ProstoRož plans to cooperate with disadvantaged adults in Savsko naselje neighbourhood in Ljubljana. Savsko naselje is a modernist residential neighbourhood, built between 1945 and 1960 and is a part of Bežigrad district. The ethnic structure consists of Slovenes as well as residents of Bosnian, Croat and Serbian descent.
- total population: 8.000
- number of cars: 4.000 (planned for 500 cars)
- number of cultural associations: 2 (10 in 1960)
- fragmented and unclear ownership of green areas in the neighbourhood
Savsko naselje was one of the first residential neighbourhoods in Ljubljana constructed after World War II. At the beginning the neighbourhood was known for its high quality of living based on its proximity to the city centre, diverse network of public spaces and strong social bonds between the residents. In the past few decades the neighbourhood regressed in social, spatial and economic sense. Privatisation processes, which started during the economic transition in the 1990s, caused ownership issues of public spaces, absence of regular maintenance and degradation of public spaces. Many of the green areas have been changed into improvised parking lots to meet demand as the neighbourhood was originally designed for fewer cars. In addition, the majority of public services moved out of the neighbourhood causing the number of cultural associations to drop from 10 to just two. The absence of public services has resulted in a complete lack of trust in public institutions. Social bonds among the residents have also been broken. Approximately half of Ljubljana’s residents live in similar neighbourhoods built between 1945 and 1990 and are facing similar issues to those in Savsko naselje.
In 2013, we started an Integrated Urban Regeneration project in Savsko naselje, initiated by the Department of Urban Planning of Municipality of Ljubljana. It relied on the cooperation between the local residents and different organisations (MHP, V.I.B.E., Saprabolt! And prostoRož). Our goal was the renovation of public spaces, as well as the revitalisation of social bonds among the residents. Through organised and spontaneous community meetings we formed a programme for regeneration on several levels: social and cultural activities; sports; informal socialising; bottom-up spatial planning; and a traffic strategy for the neighbourhood. We provided a space for public debate where each resident was able to participate in discussions on topics that interested them. Over two years, several experts, municipal institutions and NGOs joined the process.
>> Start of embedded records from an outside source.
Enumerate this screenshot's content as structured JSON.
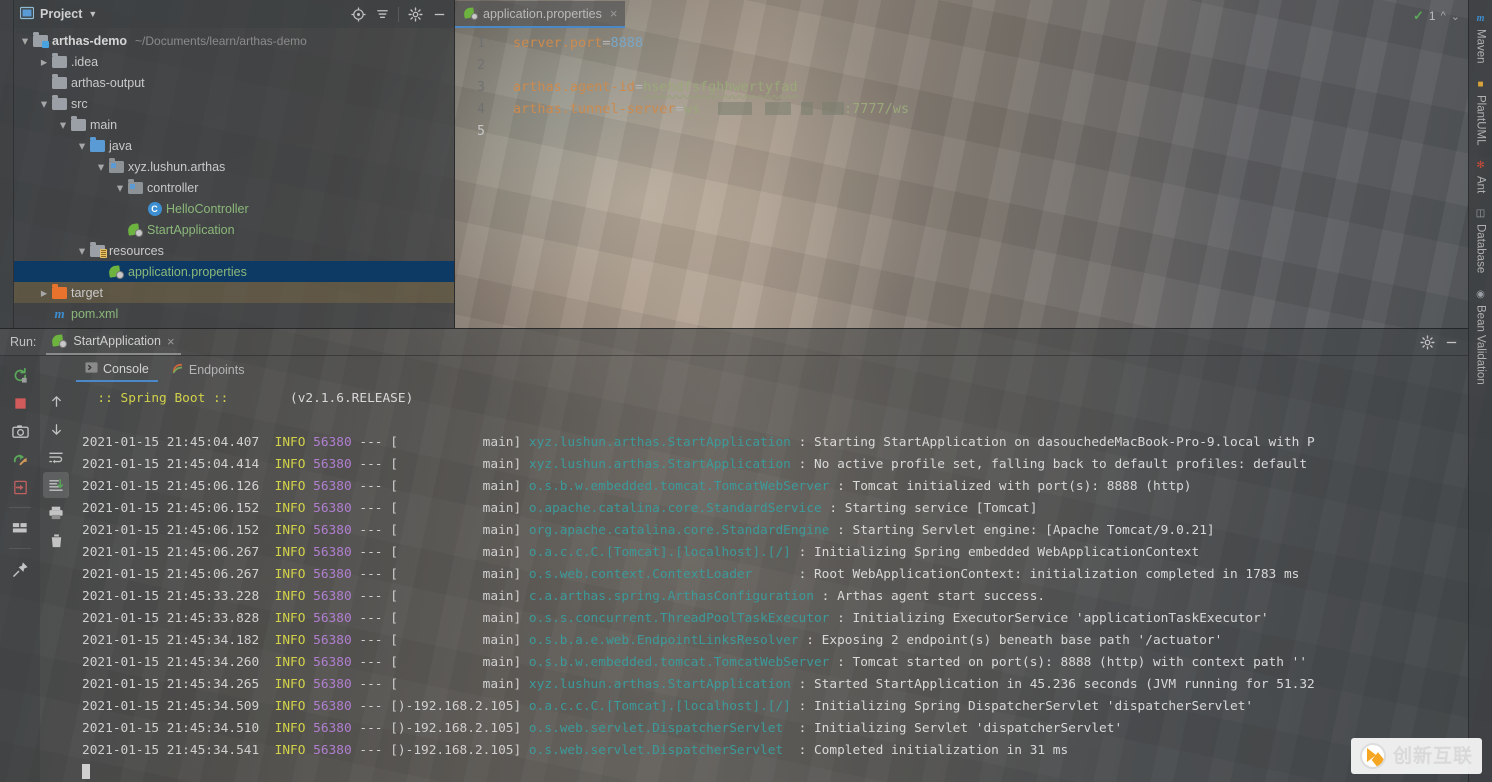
{
  "left_stripe": {
    "labels": []
  },
  "project": {
    "title": "Project",
    "dropdown_icon": "chevron-down-icon",
    "panel_icon": "project-panel-icon",
    "toolbar": [
      {
        "name": "locate-icon",
        "label": "locate"
      },
      {
        "name": "collapse-all-icon",
        "label": "collapse-all"
      },
      {
        "name": "gear-icon",
        "label": "settings"
      },
      {
        "name": "minimize-icon",
        "label": "hide"
      }
    ],
    "tree": [
      {
        "indent": 0,
        "arrow": "down",
        "icon": "module-folder-icon",
        "label": "arthas-demo",
        "sub": "~/Documents/learn/arthas-demo",
        "style": "root"
      },
      {
        "indent": 1,
        "arrow": "right",
        "icon": "folder-icon",
        "label": ".idea",
        "sub": "",
        "style": ""
      },
      {
        "indent": 1,
        "arrow": "none",
        "icon": "folder-icon",
        "label": "arthas-output",
        "sub": "",
        "style": ""
      },
      {
        "indent": 1,
        "arrow": "down",
        "icon": "folder-icon",
        "label": "src",
        "sub": "",
        "style": ""
      },
      {
        "indent": 2,
        "arrow": "down",
        "icon": "folder-icon",
        "label": "main",
        "sub": "",
        "style": ""
      },
      {
        "indent": 3,
        "arrow": "down",
        "icon": "source-folder-icon",
        "label": "java",
        "sub": "",
        "style": ""
      },
      {
        "indent": 4,
        "arrow": "down",
        "icon": "package-icon",
        "label": "xyz.lushun.arthas",
        "sub": "",
        "style": ""
      },
      {
        "indent": 5,
        "arrow": "down",
        "icon": "package-icon",
        "label": "controller",
        "sub": "",
        "style": ""
      },
      {
        "indent": 6,
        "arrow": "none",
        "icon": "java-class-icon",
        "label": "HelloController",
        "sub": "",
        "style": "green"
      },
      {
        "indent": 5,
        "arrow": "none",
        "icon": "spring-bean-icon",
        "label": "StartApplication",
        "sub": "",
        "style": "green"
      },
      {
        "indent": 3,
        "arrow": "down",
        "icon": "resources-folder-icon",
        "label": "resources",
        "sub": "",
        "style": ""
      },
      {
        "indent": 4,
        "arrow": "none",
        "icon": "spring-properties-icon",
        "label": "application.properties",
        "sub": "",
        "style": "selected"
      },
      {
        "indent": 1,
        "arrow": "right",
        "icon": "excluded-folder-icon",
        "label": "target",
        "sub": "",
        "style": "highlight"
      },
      {
        "indent": 1,
        "arrow": "none",
        "icon": "maven-icon",
        "label": "pom.xml",
        "sub": "",
        "style": "green"
      }
    ]
  },
  "editor": {
    "tab": {
      "icon": "spring-properties-icon",
      "name": "application.properties",
      "close": "×"
    },
    "inspection_widget": {
      "check_icon": "inspection-ok-icon",
      "count": "1",
      "up": "⌃",
      "down": "⌄"
    },
    "lines": [
      {
        "no": "1",
        "tokens": [
          {
            "t": "key",
            "v": "server.port"
          },
          {
            "t": "eq",
            "v": "="
          },
          {
            "t": "num",
            "v": "8888"
          }
        ]
      },
      {
        "no": "2",
        "tokens": []
      },
      {
        "no": "3",
        "tokens": [
          {
            "t": "key",
            "v": "arthas.agent-id"
          },
          {
            "t": "eq",
            "v": "="
          },
          {
            "t": "wavy",
            "v": "hsehdfsfghhwertyfad"
          }
        ]
      },
      {
        "no": "4",
        "tokens": [
          {
            "t": "key",
            "v": "arthas.tunnel-server"
          },
          {
            "t": "eq",
            "v": "="
          },
          {
            "t": "val",
            "v": "ws"
          },
          {
            "t": "redact",
            "v": ""
          },
          {
            "t": "val",
            "v": ":7777/ws"
          }
        ]
      },
      {
        "no": "5",
        "tokens": [],
        "current": true
      }
    ]
  },
  "run_panel": {
    "label": "Run:",
    "config": {
      "icon": "spring-boot-icon",
      "name": "StartApplication",
      "close": "×"
    },
    "header_right": [
      {
        "name": "gear-icon",
        "label": "settings"
      },
      {
        "name": "minimize-icon",
        "label": "hide"
      }
    ],
    "left_toolbar": [
      {
        "name": "rerun-icon",
        "label": "Rerun"
      },
      {
        "name": "stop-icon",
        "label": "Stop"
      },
      {
        "name": "camera-icon",
        "label": "Dump Threads"
      },
      {
        "name": "restart-icon",
        "label": "Restart"
      },
      {
        "name": "exit-icon",
        "label": "Exit"
      },
      {
        "name": "layout-icon",
        "label": "Layout"
      },
      {
        "name": "pin-icon",
        "label": "Pin Tab"
      }
    ],
    "second_toolbar": [
      {
        "name": "up-arrow-icon",
        "label": "Up the Stack Trace"
      },
      {
        "name": "down-arrow-icon",
        "label": "Down the Stack Trace"
      },
      {
        "name": "soft-wrap-icon",
        "label": "Soft-Wrap"
      },
      {
        "name": "scroll-end-icon",
        "label": "Scroll to End",
        "active": true
      },
      {
        "name": "print-icon",
        "label": "Print"
      },
      {
        "name": "trash-icon",
        "label": "Clear All"
      }
    ],
    "tabs": [
      {
        "icon": "console-icon",
        "label": "Console",
        "active": true
      },
      {
        "icon": "endpoints-icon",
        "label": "Endpoints",
        "active": false
      }
    ],
    "console": {
      "banner": {
        "text": ":: Spring Boot ::",
        "version": "(v2.1.6.RELEASE)"
      },
      "lines": [
        {
          "ts": "2021-01-15 21:45:04.407",
          "lvl": "INFO",
          "pid": "56380",
          "thread": "main",
          "logger": "xyz.lushun.arthas.StartApplication",
          "msg": "Starting StartApplication on dasouchedeMacBook-Pro-9.local with P"
        },
        {
          "ts": "2021-01-15 21:45:04.414",
          "lvl": "INFO",
          "pid": "56380",
          "thread": "main",
          "logger": "xyz.lushun.arthas.StartApplication",
          "msg": "No active profile set, falling back to default profiles: default"
        },
        {
          "ts": "2021-01-15 21:45:06.126",
          "lvl": "INFO",
          "pid": "56380",
          "thread": "main",
          "logger": "o.s.b.w.embedded.tomcat.TomcatWebServer",
          "msg": "Tomcat initialized with port(s): 8888 (http)"
        },
        {
          "ts": "2021-01-15 21:45:06.152",
          "lvl": "INFO",
          "pid": "56380",
          "thread": "main",
          "logger": "o.apache.catalina.core.StandardService",
          "msg": "Starting service [Tomcat]"
        },
        {
          "ts": "2021-01-15 21:45:06.152",
          "lvl": "INFO",
          "pid": "56380",
          "thread": "main",
          "logger": "org.apache.catalina.core.StandardEngine",
          "msg": "Starting Servlet engine: [Apache Tomcat/9.0.21]"
        },
        {
          "ts": "2021-01-15 21:45:06.267",
          "lvl": "INFO",
          "pid": "56380",
          "thread": "main",
          "logger": "o.a.c.c.C.[Tomcat].[localhost].[/]",
          "msg": "Initializing Spring embedded WebApplicationContext"
        },
        {
          "ts": "2021-01-15 21:45:06.267",
          "lvl": "INFO",
          "pid": "56380",
          "thread": "main",
          "logger": "o.s.web.context.ContextLoader",
          "msg": "Root WebApplicationContext: initialization completed in 1783 ms"
        },
        {
          "ts": "2021-01-15 21:45:33.228",
          "lvl": "INFO",
          "pid": "56380",
          "thread": "main",
          "logger": "c.a.arthas.spring.ArthasConfiguration",
          "msg": "Arthas agent start success."
        },
        {
          "ts": "2021-01-15 21:45:33.828",
          "lvl": "INFO",
          "pid": "56380",
          "thread": "main",
          "logger": "o.s.s.concurrent.ThreadPoolTaskExecutor",
          "msg": "Initializing ExecutorService 'applicationTaskExecutor'"
        },
        {
          "ts": "2021-01-15 21:45:34.182",
          "lvl": "INFO",
          "pid": "56380",
          "thread": "main",
          "logger": "o.s.b.a.e.web.EndpointLinksResolver",
          "msg": "Exposing 2 endpoint(s) beneath base path '/actuator'"
        },
        {
          "ts": "2021-01-15 21:45:34.260",
          "lvl": "INFO",
          "pid": "56380",
          "thread": "main",
          "logger": "o.s.b.w.embedded.tomcat.TomcatWebServer",
          "msg": "Tomcat started on port(s): 8888 (http) with context path ''"
        },
        {
          "ts": "2021-01-15 21:45:34.265",
          "lvl": "INFO",
          "pid": "56380",
          "thread": "main",
          "logger": "xyz.lushun.arthas.StartApplication",
          "msg": "Started StartApplication in 45.236 seconds (JVM running for 51.32"
        },
        {
          "ts": "2021-01-15 21:45:34.509",
          "lvl": "INFO",
          "pid": "56380",
          "thread": ")-192.168.2.105",
          "logger": "o.a.c.c.C.[Tomcat].[localhost].[/]",
          "msg": "Initializing Spring DispatcherServlet 'dispatcherServlet'"
        },
        {
          "ts": "2021-01-15 21:45:34.510",
          "lvl": "INFO",
          "pid": "56380",
          "thread": ")-192.168.2.105",
          "logger": "o.s.web.servlet.DispatcherServlet",
          "msg": "Initializing Servlet 'dispatcherServlet'"
        },
        {
          "ts": "2021-01-15 21:45:34.541",
          "lvl": "INFO",
          "pid": "56380",
          "thread": ")-192.168.2.105",
          "logger": "o.s.web.servlet.DispatcherServlet",
          "msg": "Completed initialization in 31 ms"
        }
      ]
    }
  },
  "right_stripe": {
    "tabs": [
      {
        "icon": "maven-icon",
        "label": "Maven"
      },
      {
        "icon": "plantuml-icon",
        "label": "PlantUML"
      },
      {
        "icon": "ant-icon",
        "label": "Ant"
      },
      {
        "icon": "database-icon",
        "label": "Database"
      },
      {
        "icon": "bean-validation-icon",
        "label": "Bean Validation"
      }
    ]
  },
  "watermark": {
    "text": "创新互联",
    "logo": "chuangxin-logo-icon"
  },
  "colors": {
    "accent_blue": "#4a88c7",
    "selection_blue": "#0d3a64",
    "panel_bg": "#3c3f41",
    "log_logger": "#3c9a9a",
    "log_level": "#d2d24a",
    "log_pid": "#b07fd0",
    "key_orange": "#cc8a4e",
    "value_green": "#9aa87a",
    "number_blue": "#7aa7c7"
  }
}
During the project we witnessed a lack of trust in public institutions on a local level, as the neighbourhood had been neglected by the local authorities in the past. Many of our actions were based on increasing the level of mutual trust and motivating the residents to actively engage in the community.
Part of the activities during the integrated urban renewal were focused on the community centre, which was built in the 1960s with the help of local residents. The building hosted local administration and cultural associations as well as various events in the small hall and a bar on the ground floor. The role of the community centre changed drastically in the 1990s, when the local administration moved out of the neighbourhood and the bar had to shut down. The only room that stayed in use was the hall, mostly occupied for various dance lessons, while the local residents lost their access to the building. We renovated one part of the community centre that now functions as the Library of Things, a new social service accessible to all residents that promotes social and environmental impacts of sharing economies (see best practice example).
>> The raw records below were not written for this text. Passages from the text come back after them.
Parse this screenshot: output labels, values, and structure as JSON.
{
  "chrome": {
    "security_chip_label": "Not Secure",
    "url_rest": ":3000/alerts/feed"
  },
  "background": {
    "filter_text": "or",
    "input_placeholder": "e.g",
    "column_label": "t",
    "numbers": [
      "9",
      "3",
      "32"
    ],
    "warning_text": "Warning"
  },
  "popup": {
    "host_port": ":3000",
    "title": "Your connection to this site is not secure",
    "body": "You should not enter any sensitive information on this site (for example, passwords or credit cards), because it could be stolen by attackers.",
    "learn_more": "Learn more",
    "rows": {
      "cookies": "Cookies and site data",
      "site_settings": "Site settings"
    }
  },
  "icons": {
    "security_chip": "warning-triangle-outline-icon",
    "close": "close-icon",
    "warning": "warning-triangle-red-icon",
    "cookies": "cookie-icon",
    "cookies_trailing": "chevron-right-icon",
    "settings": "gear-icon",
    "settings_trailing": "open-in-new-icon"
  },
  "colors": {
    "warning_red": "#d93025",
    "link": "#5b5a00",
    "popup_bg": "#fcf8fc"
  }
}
The Library of Things also serves as a community living room. It hosts various events, from workshops and lectures to board game nights and birthday parties, which are mostly organised by the locals. Anyone can rent the space for free, as long as the activities held in the Library are free of charge. In the last few years the Library has already hosted different groups of disadvantaged adults, since the space is equally accessible to everyone without any financial risk.
After the official conclusion of the integrated urban renewal we maintained our presence in the neighbourhood through the Library of Things, which celebrated its fourth birthday in January 2019. We see an opportunity in COMENSI to increase the role of the Library based on four years’ experience, combined with the expertise of other community based projects across Europe. Our goal is to reach and engage a broader audience cooperating as participants as well as active content creators.